While being protective of ideas seems to make a huge amount of sense, there are a number of incredible opportunities you could be missing out on as a result.
The amazing thing about ideas is that there are always better ones. Always. By giving away your ideas, you are forcing yourself to be innovative, to think of new ideas, and to think of better ideas. Holding your ideas close will keep you from being innovative and propelling your business forward. While your business holds ideas close to its chest, others are pushing the envelope, developing thoughts that are truly unique, and creating huge value for their clients in ways they never thought possible. Sounds exciting, right?
Proves Your Value
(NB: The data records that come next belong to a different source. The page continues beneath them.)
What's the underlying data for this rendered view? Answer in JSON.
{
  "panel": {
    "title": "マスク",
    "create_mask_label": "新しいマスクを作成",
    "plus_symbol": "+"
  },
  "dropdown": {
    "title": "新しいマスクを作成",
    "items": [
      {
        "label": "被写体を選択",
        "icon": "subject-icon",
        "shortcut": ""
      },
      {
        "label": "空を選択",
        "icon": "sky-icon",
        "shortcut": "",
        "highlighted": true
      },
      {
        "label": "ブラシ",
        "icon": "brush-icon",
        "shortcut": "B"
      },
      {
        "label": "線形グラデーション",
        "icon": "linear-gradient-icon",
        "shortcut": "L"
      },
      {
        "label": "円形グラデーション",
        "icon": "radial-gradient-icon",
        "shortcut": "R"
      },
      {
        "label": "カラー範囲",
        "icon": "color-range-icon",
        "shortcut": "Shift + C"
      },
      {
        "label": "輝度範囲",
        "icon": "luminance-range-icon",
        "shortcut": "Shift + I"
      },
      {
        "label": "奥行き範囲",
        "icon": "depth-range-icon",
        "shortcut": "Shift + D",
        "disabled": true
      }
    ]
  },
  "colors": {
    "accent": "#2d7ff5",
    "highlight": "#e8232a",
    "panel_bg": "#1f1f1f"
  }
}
Knowledge and idea-based businesses continually face the challenge of having to prove their value to prospective clients. Giving prospects your ideas for free will prove what your business is capable of, mitigate the risk involved with choosing to work with you, and establish your organization as a trusted source of value.
Acknowledging that the purpose of case studies is to demonstrate the proven effectiveness of your idea-based solutions, there is still an inherent risk that prospective clients must take to work with you – no matter how relevant and impressive your case studies. At the end of the day, they don’t know whether you’ll be able to replicate the value your business provided other clients. Additionally, there will always be an inherent skepticism about case studies because by their nature, they are designed to show-off your organization’s highlights, and ignore all of the failed ideas that were sold to other clients.
Increases the Chance of Making Your Business, and Your Clients, Famous
How many incredible, award-winning ideas do you need to pitch for one of them to see the light of day? Chances are that this happens so infrequently that you don’t have an answer to that question. Increase your chances of selling an incredible idea by pitching more of them. Don’t wait to be paid to pitch an idea. Don’t wait for a client to ask for an idea. Simply put, don’t wait. Just share your ideas, stand behind them, sell the hell out of them and demonstrate why they’re game-changers, and I’m sure you’ll have greater success actually bringing ideas to life.
What benefits have you experienced by giving away your ideas?
What do you see as being the pitfalls of giving away ideas?
As always, it would be great to hear from you in the comments, or on Twitter @RGBSocial
Image Credit: Veer